Your job is to return each record exactly, minus any pictures.

### Data excerpts ###

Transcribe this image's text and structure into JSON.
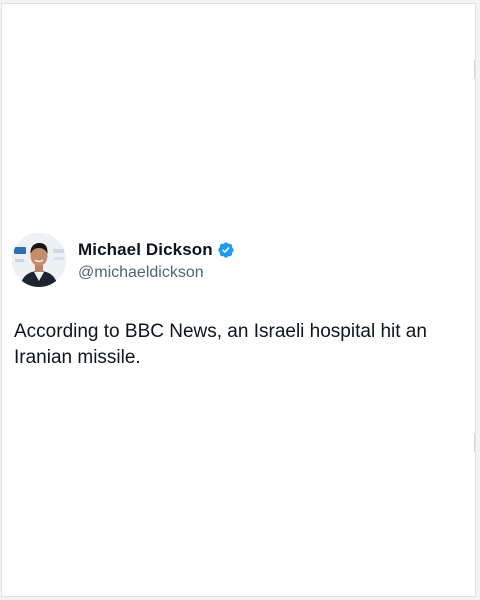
{
  "tweet": {
    "author": {
      "display_name": "Michael Dickson",
      "handle": "@michaeldickson",
      "verified": true,
      "avatar_icon": "profile-photo",
      "verified_icon": "verified-badge-icon",
      "verified_color": "#1d9bf0"
    },
    "text": "According to BBC News, an Israeli hospital hit an Iranian missile."
  },
  "colors": {
    "text_primary": "#0f1419",
    "text_secondary": "#536471",
    "background": "#ffffff"
  }
}
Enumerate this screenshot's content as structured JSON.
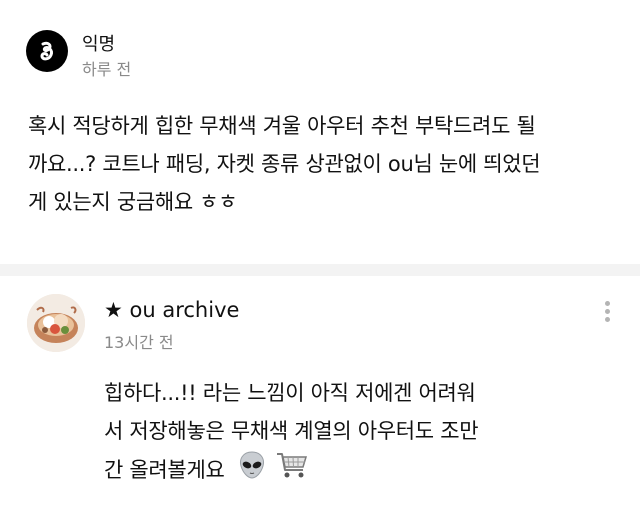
{
  "post": {
    "author": "익명",
    "time": "하루 전",
    "body_lines": [
      "혹시 적당하게 힙한 무채색 겨울 아우터 추천 부탁드려도 될",
      "까요...? 코트나 패딩, 자켓 종류 상관없이 ou님 눈에 띄었던",
      "게 있는지 궁금해요 ㅎㅎ"
    ]
  },
  "comment": {
    "author": "★ ou archive",
    "time": "13시간 전",
    "body_lines": [
      "힙하다...!! 라는 느낌이 아직 저에겐 어려워",
      "서 저장해놓은 무채색 계열의 아우터도 조만",
      "간 올려볼게요"
    ],
    "emojis": [
      "alien-icon",
      "shopping-cart-icon"
    ]
  }
}
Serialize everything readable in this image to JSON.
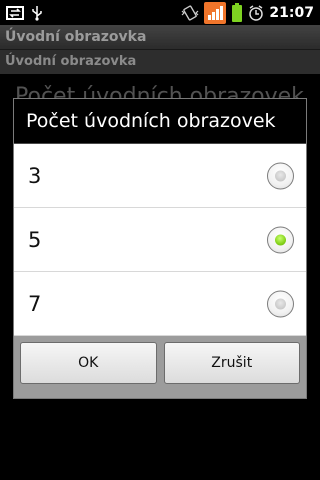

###

**Worked solution:**
Transcribe this image's text and structure into JSON.
{
  "tweet": {
    "author": {
      "display_name": "Michael Dickson",
      "handle": "@michaeldickson",
      "verified": true,
      "avatar_icon": "profile-photo",
      "verified_icon": "verified-badge-icon",
      "verified_color": "#1d9bf0"
    },
    "text": "According to BBC News, an Israeli hospital hit an Iranian missile."
  },
  "colors": {
    "text_primary": "#0f1419",
    "text_secondary": "#536471",
    "background": "#ffffff"
  }
}
Enumerate this screenshot's content as structured JSON.
{
  "post": {
    "author": "익명",
    "time": "하루 전",
    "body_lines": [
      "혹시 적당하게 힙한 무채색 겨울 아우터 추천 부탁드려도 될",
      "까요...? 코트나 패딩, 자켓 종류 상관없이 ou님 눈에 띄었던",
      "게 있는지 궁금해요 ㅎㅎ"
    ]
  },
  "comment": {
    "author": "★ ou archive",
    "time": "13시간 전",
    "body_lines": [
      "힙하다...!! 라는 느낌이 아직 저에겐 어려워",
      "서 저장해놓은 무채색 계열의 아우터도 조만",
      "간 올려볼게요"
    ],
    "emojis": [
      "alien-icon",
      "shopping-cart-icon"
    ]
  }
}
Serialize everything readable in this image to JSON.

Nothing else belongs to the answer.